Design lingo can be as straightforward as "sofa", "carpet", "lamp" and "wallpaper". These are easy, of course; but other terms (especially ones that we borrow from foreign languages)...well, not so easy in either their correct pronunciation or meaning. Whether you're always up for learning something new or you're pretty sure you're going to ace this and want to feel smug for a minute, see how you do guessing the pronunciation and meaning behind these terms.
You're likely to (mostly) understand the decorating glossary if you minored in French during your college years (what with all those words like étagère, chaise longue, trompe l'oeil, bergère, et cetera—ah ha! a French word we all know and love to use). But without an ear for romance languages, it's easy to get tongue tied when navigating the more complicated waters of design terminology.
Of course, it's not all heavily accented French names either. Many of the words used in the everyday conversations of designers and design enthusiasts alike are borrowed from dialects the world over, like the Danish word hygge that infiltrated every decor magazine and blog late last year (and no, "hygge" is not when you hide after eating fudge, though we sure do think a word with this definition should absolutely exist).
Today, we're tackling a handful of decorating terms that are frequently mispronounced, tapping brave volunteers to take their best guesses as how to properly pronounce the precarious words they are offered, and also surmise their meaning. What ensued was educational, incredibly creative and downright endearing.

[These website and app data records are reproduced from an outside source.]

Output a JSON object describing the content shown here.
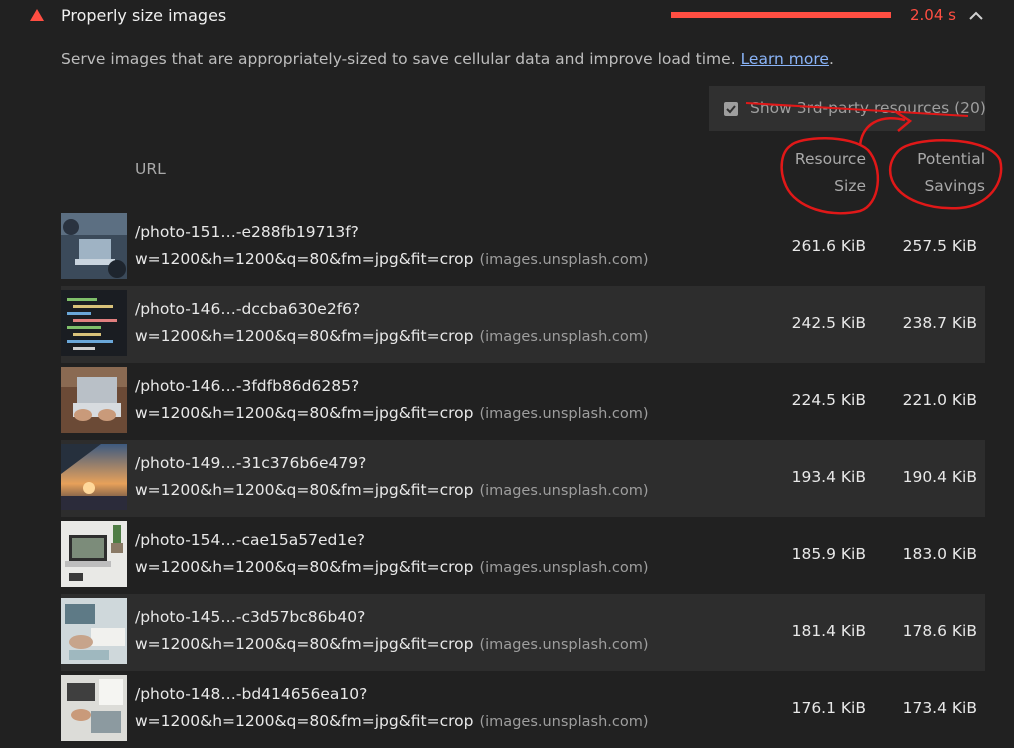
{
  "audit": {
    "title": "Properly size images",
    "savings": "2.04 s",
    "savings_fraction": 0.9,
    "accent_color": "#ff4e42",
    "description": "Serve images that are appropriately-sized to save cellular data and improve load time.",
    "learn_more": "Learn more",
    "period": ".",
    "third_party_label": "Show 3rd-party resources (20)",
    "third_party_checked": true
  },
  "table": {
    "headers": {
      "url": "URL",
      "size_line1": "Resource",
      "size_line2": "Size",
      "savings_line1": "Potential",
      "savings_line2": "Savings"
    },
    "rows": [
      {
        "path": "/photo-151…-e288fb19713f?",
        "query": "w=1200&h=1200&q=80&fm=jpg&fit=crop",
        "host": "(images.unsplash.com)",
        "size": "261.6 KiB",
        "savings": "257.5 KiB",
        "thumb": "laptop-desk"
      },
      {
        "path": "/photo-146…-dccba630e2f6?",
        "query": "w=1200&h=1200&q=80&fm=jpg&fit=crop",
        "host": "(images.unsplash.com)",
        "size": "242.5 KiB",
        "savings": "238.7 KiB",
        "thumb": "code-screen"
      },
      {
        "path": "/photo-146…-3fdfb86d6285?",
        "query": "w=1200&h=1200&q=80&fm=jpg&fit=crop",
        "host": "(images.unsplash.com)",
        "size": "224.5 KiB",
        "savings": "221.0 KiB",
        "thumb": "typing-laptop"
      },
      {
        "path": "/photo-149…-31c376b6e479?",
        "query": "w=1200&h=1200&q=80&fm=jpg&fit=crop",
        "host": "(images.unsplash.com)",
        "size": "193.4 KiB",
        "savings": "190.4 KiB",
        "thumb": "sunset"
      },
      {
        "path": "/photo-154…-cae15a57ed1e?",
        "query": "w=1200&h=1200&q=80&fm=jpg&fit=crop",
        "host": "(images.unsplash.com)",
        "size": "185.9 KiB",
        "savings": "183.0 KiB",
        "thumb": "laptop-plant"
      },
      {
        "path": "/photo-145…-c3d57bc86b40?",
        "query": "w=1200&h=1200&q=80&fm=jpg&fit=crop",
        "host": "(images.unsplash.com)",
        "size": "181.4 KiB",
        "savings": "178.6 KiB",
        "thumb": "hands-notebook"
      },
      {
        "path": "/photo-148…-bd414656ea10?",
        "query": "w=1200&h=1200&q=80&fm=jpg&fit=crop",
        "host": "(images.unsplash.com)",
        "size": "176.1 KiB",
        "savings": "173.4 KiB",
        "thumb": "workspace"
      }
    ]
  }
}
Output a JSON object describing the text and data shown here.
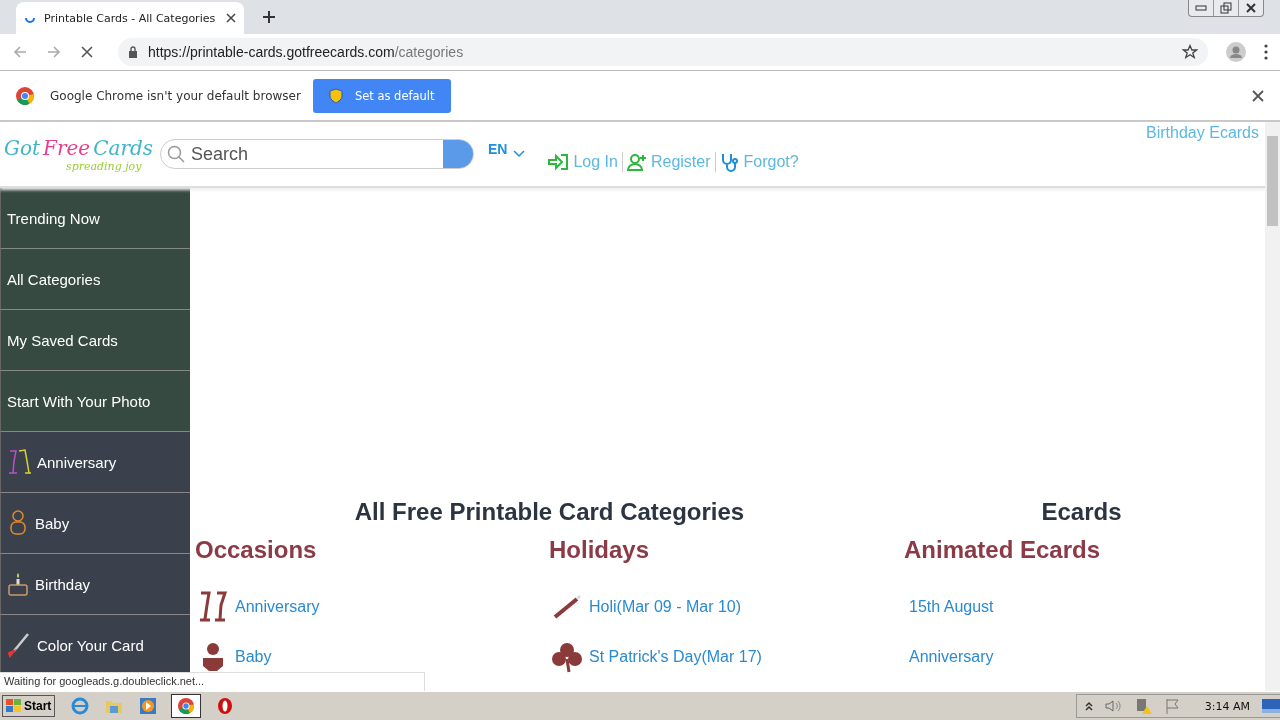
{
  "browser": {
    "tab": {
      "title": "Printable Cards - All Categories",
      "loading": true
    },
    "url": {
      "host": "https://printable-cards.gotfreecards.com",
      "path": "/categories"
    },
    "infobar": {
      "message": "Google Chrome isn't your default browser",
      "button": "Set as default"
    }
  },
  "site": {
    "logo": {
      "words": [
        "Got",
        "Free",
        "Cards"
      ],
      "tagline": "spreading joy"
    },
    "search": {
      "placeholder": "Search"
    },
    "language": "EN",
    "account_links": [
      "Log In",
      "Register",
      "Forgot?"
    ],
    "top_link": "Birthday Ecards",
    "sidebar": [
      {
        "label": "Trending Now",
        "kind": "feature"
      },
      {
        "label": "All Categories",
        "kind": "feature"
      },
      {
        "label": "My Saved Cards",
        "kind": "feature"
      },
      {
        "label": "Start With Your Photo",
        "kind": "feature"
      },
      {
        "label": "Anniversary",
        "kind": "category"
      },
      {
        "label": "Baby",
        "kind": "category"
      },
      {
        "label": "Birthday",
        "kind": "category"
      },
      {
        "label": "Color Your Card",
        "kind": "category"
      }
    ],
    "headings": [
      "All Free Printable Card Categories",
      "Ecards"
    ],
    "columns": [
      {
        "title": "Occasions",
        "items": [
          {
            "label": "Anniversary",
            "kind": "icon"
          },
          {
            "label": "Baby",
            "kind": "icon"
          }
        ]
      },
      {
        "title": "Holidays",
        "items": [
          {
            "label": "Holi(Mar 09 - Mar 10)",
            "kind": "icon"
          },
          {
            "label": "St Patrick's Day(Mar 17)",
            "kind": "icon"
          }
        ]
      },
      {
        "title": "Animated Ecards",
        "items": [
          {
            "label": "15th August",
            "kind": "plain"
          },
          {
            "label": "Anniversary",
            "kind": "plain"
          }
        ]
      }
    ]
  },
  "status": "Waiting for googleads.g.doubleclick.net...",
  "taskbar": {
    "start": "Start",
    "clock": "3:14 AM"
  }
}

If you can't get enough of tricky design jargon, check out this post with more pronunciation fun! You'll be a decorating nerd in no time at all:
More on "hygge":